I know that my fighters will come from my student base. Every fighter in my gym has to start as a student and earn the right to be a fighter. So, I start everyone in my gym with positive motivation. I always tell them to "never give up", "never let negative thoughts stay in their minds", "focus on the drill or technique", "have self respect", "continue to break those negative thought barriers" and to "expect more out of themselves". I know, I know, you have heard all this before but have you heard it on a daily basis, hourly basis, every round? Having a strong mind isn't something you work on sometimes, its something you work on ALL THE TIME!
When I started training to fight I went about it the same way everyone else does; be tough, try hard and do your best. Yeah, being tough in my opinion isn't something that's hard to learn if you already have it in you, but sometimes it takes time to grow in your heart. Trying hard and doing your best is something you should always do but most people don't do either to their full potential. Why, because most of us listen to that little voice in our mind that tells us when we are done. That little voice that tells you, "this is all you have" or "this is all you have ever done". Well, I'm here to tell you, that little voice is dead WRONG. The first time you hear that little negative bastard tell you to ease up, that's your cue to put it in another gear and focus. That little voice in your head speaks for every time you; only did so many reps, only ran this far, only lasted 3 rounds, couldn't finish the last workout, etc. That little voice in your head is YOU saying; "I'm done". You will always hit that barrier until you learn to control your own mind and believe that you can do more. You may never learn to do that until you really focus or simply "trick" yourself into believing that you are just getting started. It's an inner struggle that you should always fight until you are filled with focus and positive thoughts.
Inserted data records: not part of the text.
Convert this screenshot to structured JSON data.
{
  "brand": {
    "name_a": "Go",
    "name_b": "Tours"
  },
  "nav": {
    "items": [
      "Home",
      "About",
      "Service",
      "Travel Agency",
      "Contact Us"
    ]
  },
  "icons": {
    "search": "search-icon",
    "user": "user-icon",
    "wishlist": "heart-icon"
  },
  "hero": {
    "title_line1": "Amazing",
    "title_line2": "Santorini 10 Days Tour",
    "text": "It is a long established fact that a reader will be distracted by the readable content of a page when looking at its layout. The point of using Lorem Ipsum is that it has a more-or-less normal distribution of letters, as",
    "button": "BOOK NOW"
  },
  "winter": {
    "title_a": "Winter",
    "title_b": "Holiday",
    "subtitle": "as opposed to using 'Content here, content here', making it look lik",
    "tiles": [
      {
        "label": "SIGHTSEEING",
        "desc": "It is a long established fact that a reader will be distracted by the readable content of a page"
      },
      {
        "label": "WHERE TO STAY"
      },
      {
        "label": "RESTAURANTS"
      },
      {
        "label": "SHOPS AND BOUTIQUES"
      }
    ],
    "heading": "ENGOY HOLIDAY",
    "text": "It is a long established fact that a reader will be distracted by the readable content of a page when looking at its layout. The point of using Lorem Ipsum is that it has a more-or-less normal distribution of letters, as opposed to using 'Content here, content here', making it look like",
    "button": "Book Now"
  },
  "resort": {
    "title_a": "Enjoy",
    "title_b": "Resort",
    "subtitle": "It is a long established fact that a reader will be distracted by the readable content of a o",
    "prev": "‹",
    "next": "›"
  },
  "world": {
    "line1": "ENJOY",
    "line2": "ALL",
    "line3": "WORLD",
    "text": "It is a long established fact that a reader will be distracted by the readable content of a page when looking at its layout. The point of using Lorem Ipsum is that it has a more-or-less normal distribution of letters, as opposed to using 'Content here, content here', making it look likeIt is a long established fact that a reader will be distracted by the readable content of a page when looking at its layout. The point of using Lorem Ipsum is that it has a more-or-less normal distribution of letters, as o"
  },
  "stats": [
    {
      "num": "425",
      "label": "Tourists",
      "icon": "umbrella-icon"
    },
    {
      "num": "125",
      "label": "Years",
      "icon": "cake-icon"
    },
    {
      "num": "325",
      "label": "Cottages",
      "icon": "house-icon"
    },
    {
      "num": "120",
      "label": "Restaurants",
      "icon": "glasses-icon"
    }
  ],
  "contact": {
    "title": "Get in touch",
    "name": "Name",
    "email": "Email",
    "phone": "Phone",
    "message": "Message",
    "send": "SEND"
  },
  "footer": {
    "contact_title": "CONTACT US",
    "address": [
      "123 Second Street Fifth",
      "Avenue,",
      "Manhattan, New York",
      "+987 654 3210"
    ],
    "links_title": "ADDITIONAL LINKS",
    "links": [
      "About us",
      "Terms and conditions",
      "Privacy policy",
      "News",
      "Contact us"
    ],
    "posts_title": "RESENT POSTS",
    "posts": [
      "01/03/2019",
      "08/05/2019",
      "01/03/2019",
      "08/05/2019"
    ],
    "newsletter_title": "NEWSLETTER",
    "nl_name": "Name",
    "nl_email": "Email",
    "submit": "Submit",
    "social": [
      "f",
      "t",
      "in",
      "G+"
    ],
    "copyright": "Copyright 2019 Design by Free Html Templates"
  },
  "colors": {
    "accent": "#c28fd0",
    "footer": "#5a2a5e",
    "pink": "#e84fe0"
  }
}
When I train my students and fighters, I like to put them into situations that I know they can handle physically but will test their mind. I never want to break their minds down but give them something I know they can finish so that they are built up and happy with their effort. I try to give them a drill that will push their bodies hard but I know they can finish, IF they have a strong mind. For example, Ill give them five rounds at 5 minutes each round of drills they have done a thousand times. The difference is, I will tell them that they will be punished an extra min if they don't stay sharp throughout every second of the rounds. An extra minute If they; drop their hands below their chins at anytime, start walking instead of using proper footwork, hunch over or look tired, sprawl and not pop back up into a proper stance, etc. Those little things that most people do here and there because they are tired and their coaches let them get away with, will slowly weaken the mind. That's how it all starts, fighters thinking; oh, Ill just rest my arms here or relax my legs for a second. Setting strict rules that they must follow will make them more aware of simple technique but will also make them think more. Thinking more can somehow make you feel more tired and will start a chain of negative thoughts that tell you; "this is harder than last time you did this". Is it really harder than last time? No, you are just not allowed to be weak minded and take your "little breaks". I'm not talking about being efficient so please don't get this confused with that kind of training. This is training for a strong mind.
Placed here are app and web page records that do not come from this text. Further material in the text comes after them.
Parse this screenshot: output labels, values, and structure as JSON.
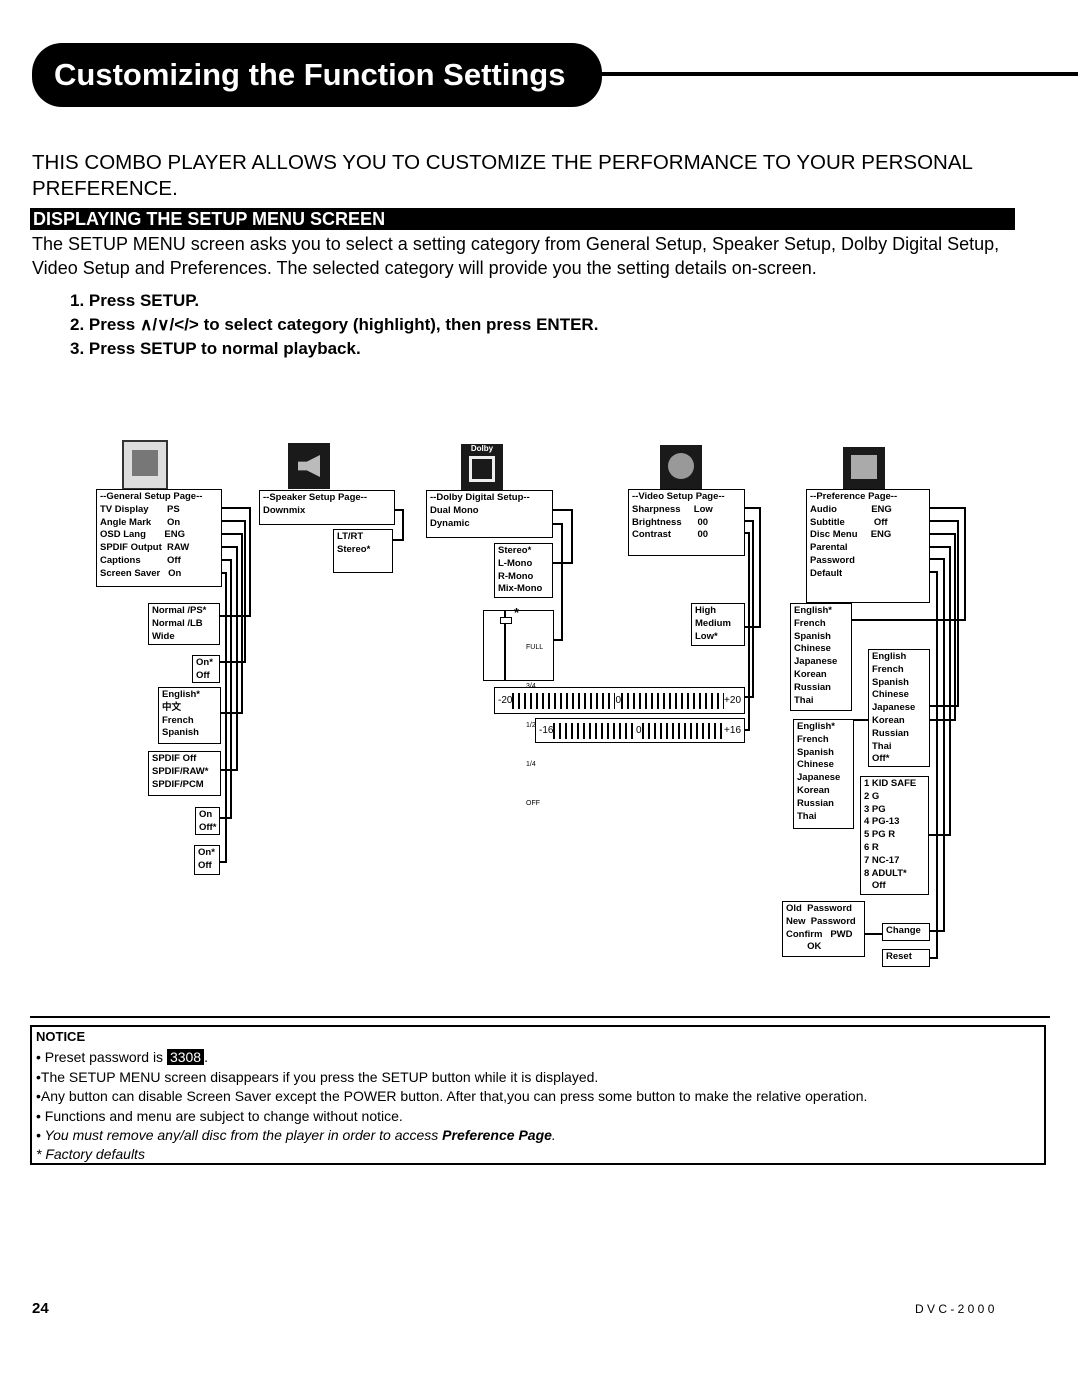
{
  "title": "Customizing the Function Settings",
  "intro": "THIS COMBO PLAYER ALLOWS YOU TO CUSTOMIZE THE PERFORMANCE TO YOUR PERSONAL PREFERENCE.",
  "section": "DISPLAYING THE SETUP MENU SCREEN",
  "description": "The SETUP MENU screen asks you to select a setting category from General Setup, Speaker Setup, Dolby Digital Setup, Video Setup and Preferences.  The selected category will provide you the setting details on-screen.",
  "steps": [
    "1. Press SETUP.",
    "2. Press ∧/∨/</>   to select category (highlight), then press ENTER.",
    "3. Press SETUP to normal playback."
  ],
  "icons": [
    "general-setup-icon",
    "speaker-setup-icon",
    "dolby-digital-icon",
    "video-setup-icon",
    "preference-icon"
  ],
  "dolby_logo": "Dolby",
  "general": {
    "menu": "--General Setup Page--\nTV Display       PS\nAngle Mark      On\nOSD Lang       ENG\nSPDIF Output  RAW\nCaptions          Off\nScreen Saver   On",
    "tv": "Normal /PS*\nNormal /LB\nWide",
    "angle": "On*\nOff",
    "osd": "English*\n中文\nFrench\nSpanish",
    "spdif": "SPDIF Off\nSPDIF/RAW*\nSPDIF/PCM",
    "captions": "On\nOff*",
    "saver": "On*\nOff"
  },
  "speaker": {
    "menu": "--Speaker Setup Page--\nDownmix",
    "downmix": "LT/RT\nStereo*"
  },
  "dolby": {
    "menu": "--Dolby Digital Setup--\nDual Mono\nDynamic",
    "dual": "Stereo*\nL-Mono\nR-Mono\nMix-Mono",
    "dynamic_levels": [
      "FULL",
      "3/4",
      "1/2",
      "1/4",
      "OFF"
    ],
    "dynamic_default": "*"
  },
  "video": {
    "menu": "--Video Setup Page--\nSharpness     Low\nBrightness      00\nContrast          00",
    "sharpness": "High\nMedium\nLow*",
    "brightness": {
      "min": "-20",
      "mid": "0",
      "max": "+20"
    },
    "contrast": {
      "min": "-16",
      "mid": "0",
      "max": "+16"
    }
  },
  "preference": {
    "menu": "--Preference Page--\nAudio             ENG\nSubtitle           Off\nDisc Menu     ENG\nParental\nPassword\nDefault",
    "audio": "English*\nFrench\nSpanish\nChinese\nJapanese\nKorean\nRussian\nThai",
    "subtitle": "English\nFrench\nSpanish\nChinese\nJapanese\nKorean\nRussian\nThai\nOff*",
    "discmenu": "English*\nFrench\nSpanish\nChinese\nJapanese\nKorean\nRussian\nThai",
    "parental": "1 KID SAFE\n2 G\n3 PG\n4 PG-13\n5 PG R\n6 R\n7 NC-17\n8 ADULT*\n   Off",
    "password": "Old  Password\nNew  Password\nConfirm   PWD\n        OK",
    "change": "Change",
    "reset": "Reset"
  },
  "notice": {
    "heading": "NOTICE",
    "pw_prefix": "• Preset password is ",
    "pw": "3308",
    "pw_suffix": ".",
    "lines": [
      "•The SETUP MENU screen disappears if you press the SETUP button while it is displayed.",
      "•Any button can disable Screen Saver except the POWER button. After that,you can press some button to make the relative operation.",
      "• Functions and menu are subject to change without notice."
    ],
    "italic_prefix": "•  You must remove any/all disc from the player in order to access  ",
    "italic_bold": "Preference Page",
    "italic_suffix": ".",
    "factory": "* Factory defaults"
  },
  "page_number": "24",
  "model": "D V C - 2 0 0 0"
}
That was just a single example of how I train my fighters to have a strong mind. I will not allow them to show me with body language or facial expressions that they are tired or have had enough because those two things contribute to feeling sorry for yourself. If you feel sorry for yourself then you don't have a strong mind. There are so many things you can do to strengthen your mind, the most important thing is to ALWAYS be aware of your weakness and overcome that little voice that tells you "you cant do it". That little voice is a habit that formed throughout your life and its going to take a great deal of blocking it out during training to get rid of it.
Start with running, biking or skipping rope. Do any of these and as soon as you find yourself wanting to quit, DON'T. Tell yourself that you are not done, you are better than that and you expect more from yourself. Try thinking of something else or better yet, setting a goal or distance, time or speed. Set reachable goals so that you remain motivated to beat those goals. Understand that you will not always beat your last effort physically but you should always beat your last effort mentally. Meaning, your body may be tired but your mind should ALWAYS be strong. Always be happy if you know you broke those "negative thought" barriers and keep training hard but smart! Never let your mind tell you when you are done, your body will stop functioning properly when it's had enough. Too many people stop because their mind tells them they are tired, only to be just fine physically one minute later.
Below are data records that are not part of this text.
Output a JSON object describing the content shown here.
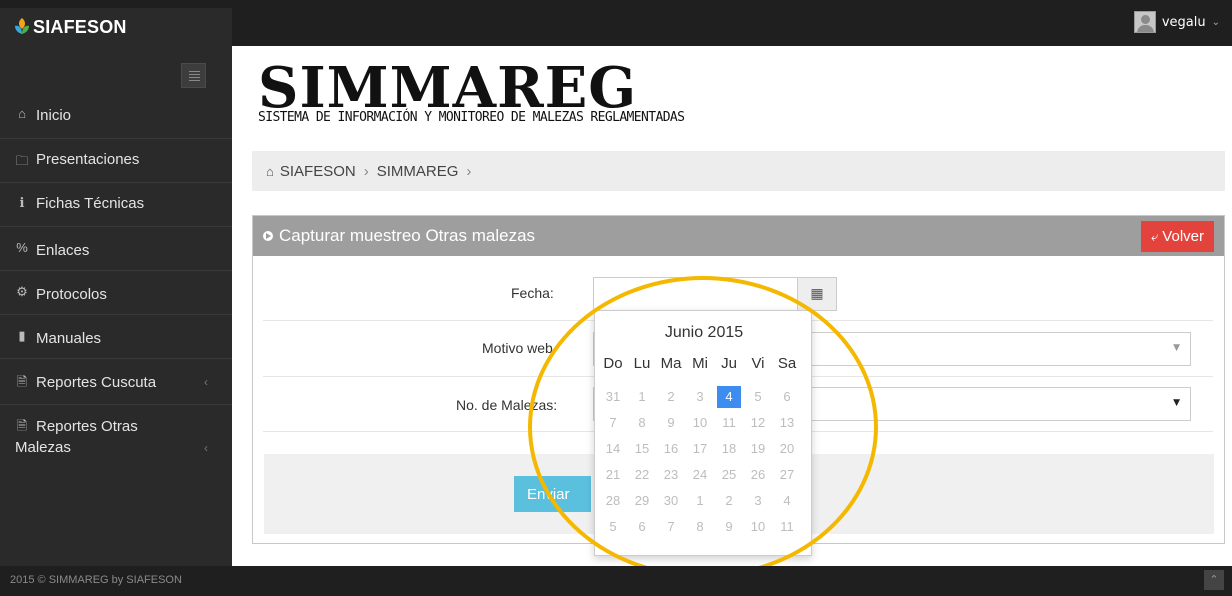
{
  "app": {
    "name": "SIAFESON"
  },
  "user": {
    "name": "vegalu"
  },
  "sidebar": {
    "items": [
      {
        "label": "Inicio",
        "icon": "home-icon"
      },
      {
        "label": "Presentaciones",
        "icon": "folder-icon"
      },
      {
        "label": "Fichas Técnicas",
        "icon": "info-icon"
      },
      {
        "label": "Enlaces",
        "icon": "percent-link-icon"
      },
      {
        "label": "Protocolos",
        "icon": "gear-icon"
      },
      {
        "label": "Manuales",
        "icon": "book-icon"
      },
      {
        "label": "Reportes Cuscuta",
        "icon": "file-icon"
      },
      {
        "label_line1": "Reportes Otras",
        "label_line2": "Malezas",
        "icon": "file-icon"
      }
    ]
  },
  "brand": {
    "title": "SIMMAREG",
    "subtitle": "SISTEMA DE INFORMACIÓN Y MONITOREO DE MALEZAS REGLAMENTADAS"
  },
  "breadcrumb": [
    "SIAFESON",
    "SIMMAREG"
  ],
  "panel": {
    "title": "Capturar muestreo Otras malezas",
    "back_label": "Volver"
  },
  "form": {
    "fecha_label": "Fecha:",
    "fecha_value": "",
    "motivo_label": "Motivo web",
    "motivo_value": "",
    "malezas_label": "No. de Malezas:",
    "malezas_value": "",
    "submit_label": "Enviar"
  },
  "datepicker": {
    "month_label": "Junio 2015",
    "weekdays": [
      "Do",
      "Lu",
      "Ma",
      "Mi",
      "Ju",
      "Vi",
      "Sa"
    ],
    "weeks": [
      [
        "31",
        "1",
        "2",
        "3",
        "4",
        "5",
        "6"
      ],
      [
        "7",
        "8",
        "9",
        "10",
        "11",
        "12",
        "13"
      ],
      [
        "14",
        "15",
        "16",
        "17",
        "18",
        "19",
        "20"
      ],
      [
        "21",
        "22",
        "23",
        "24",
        "25",
        "26",
        "27"
      ],
      [
        "28",
        "29",
        "30",
        "1",
        "2",
        "3",
        "4"
      ],
      [
        "5",
        "6",
        "7",
        "8",
        "9",
        "10",
        "11"
      ]
    ],
    "selected_day": "4"
  },
  "footer": {
    "text": "2015 © SIMMAREG by SIAFESON"
  },
  "colors": {
    "topbar": "#1f1f1f",
    "sidebar": "#2a2a2a",
    "panel_header": "#9e9e9e",
    "danger": "#e2443d",
    "info": "#5bc0de",
    "selected_day": "#3d8cf0",
    "highlight": "#f5b800"
  }
}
One of the best fighters I have ever trained with once told me something I will never forget. "Most people suffer from this disease that they cant get rid of, its called 'cant suck it up' disease." - Scott Shaffer
People like Scott not only have the drive but also the will power to do what it takes to be the best. Good luck to everyone on your quest to retrain your mind to open more doors then you ever thought were there.